Durga Pujo, also known as the Sharadotsav, is predominantly celebrated in West Bengal. But it is also celebrated by the Bengali community settled in various other parts of the country with equal interest and fervour. The five days starting from the Panchami until the 10th day of Dashami, Durgotsav is a grand affair. With the festivities beginning with Mahalaya, it is believed that the goddess visits earth along with her family and spends these 5 days here. Goddess of knowledge – Saraswati, goddess of wealth – Lakshmi and deities like Ganesh and Kartik are also worshipped during this period. Grand puja and prayers, new clothes, delicious food, seeking blessings from our elders and spending time with the family happens to be the norm of all our festivals. But a special feature of this festival happens to be pandal hopping to see the beautiful idol of Ma Durga and take part in the aarti is a divine experience. Thousands of people throng to these sarvajanik pandals to get the darshan and be a part of the festival celebrations.

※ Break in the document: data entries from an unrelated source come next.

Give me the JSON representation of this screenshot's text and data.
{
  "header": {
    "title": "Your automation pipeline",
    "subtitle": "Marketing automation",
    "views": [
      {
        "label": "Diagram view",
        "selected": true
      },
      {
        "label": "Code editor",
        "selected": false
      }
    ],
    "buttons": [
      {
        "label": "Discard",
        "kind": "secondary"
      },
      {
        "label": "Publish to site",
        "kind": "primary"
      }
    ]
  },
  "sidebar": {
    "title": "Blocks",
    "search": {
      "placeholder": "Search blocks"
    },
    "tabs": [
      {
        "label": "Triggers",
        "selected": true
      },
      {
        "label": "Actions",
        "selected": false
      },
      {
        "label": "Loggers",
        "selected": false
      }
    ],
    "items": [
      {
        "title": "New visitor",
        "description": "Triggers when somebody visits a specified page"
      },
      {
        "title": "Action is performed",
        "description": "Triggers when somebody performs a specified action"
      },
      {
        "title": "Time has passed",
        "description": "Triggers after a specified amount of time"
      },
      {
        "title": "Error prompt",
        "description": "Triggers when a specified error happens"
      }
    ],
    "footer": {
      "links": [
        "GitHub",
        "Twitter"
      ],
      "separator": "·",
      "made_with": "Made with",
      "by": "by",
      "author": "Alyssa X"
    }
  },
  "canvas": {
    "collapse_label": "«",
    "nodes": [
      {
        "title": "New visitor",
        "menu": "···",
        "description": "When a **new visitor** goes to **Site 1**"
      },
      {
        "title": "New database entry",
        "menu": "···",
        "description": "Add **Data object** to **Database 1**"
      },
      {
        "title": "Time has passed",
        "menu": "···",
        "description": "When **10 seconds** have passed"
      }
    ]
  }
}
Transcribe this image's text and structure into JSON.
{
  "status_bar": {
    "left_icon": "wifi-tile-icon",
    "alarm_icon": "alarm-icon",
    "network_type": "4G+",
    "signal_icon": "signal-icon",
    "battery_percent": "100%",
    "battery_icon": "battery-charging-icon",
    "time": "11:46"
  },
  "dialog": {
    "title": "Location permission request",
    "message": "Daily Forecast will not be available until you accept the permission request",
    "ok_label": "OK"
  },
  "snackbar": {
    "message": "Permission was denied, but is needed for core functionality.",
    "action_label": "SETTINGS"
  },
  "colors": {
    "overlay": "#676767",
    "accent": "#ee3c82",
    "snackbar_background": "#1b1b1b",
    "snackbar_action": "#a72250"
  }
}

The other states which celebrate this festival with great gusto are Bihar, Orissa, Assam and Tripura.
Sharadotsav 2019, from 3rd to 8th October was special for me. A visit to Delhi and an opportunity to be a part of the celebrations at one of the biggest pandals at Mela Ground and visits to a few more pandals in the Chittaranjan Park locality offered me an opportunity to be a part of the festivities, watch and understand up, close and front some unfamiliar traditions and enjoy the festival. Brightly lit and decorated streets lead the visitors to huge pandals; specially sculpted life-size idols of Goddess Durga slaying the demon, flanked by idols of other deities, chanting of shlokas, the pooja preparations, all set up the mood for the festivities to come. The first glimpse of Ma Durga, grand aarti, reverberating dhak (drum) beats and the dhunuchi (clay pot) naach are all that one needs to personally witness to understand the mood of this festival. Sindoor khela is a much-awaited event of this festival which happens to be on the Mahadashami/Dussehra day. Men and women dressed in their traditional best, offer prayers and seek blessings of the goddess, conduct the aarti. Women in their Laal paar (Red border) sarees with big red bindis on their foreheads and matching white and red bangles to go with their traditional attire, look stunning. An elaborate pooja and the offering of sindoor (vermillion powder), sweets and gift to the deity marks the end of the festival. The exuberant moments of women applying sindoor on each other’s face, greeting and wishing each other and dancing to the dhak beats are a treat to the eyes.
The idol of Durga is immersed in the water on this last day and bid goodbye only to welcome her back the next year. While walking across the streets and in the bylanes of C R Park, one is bound to find quite a few pandals and the mood and celebrations would be thoroughly lively and lovely.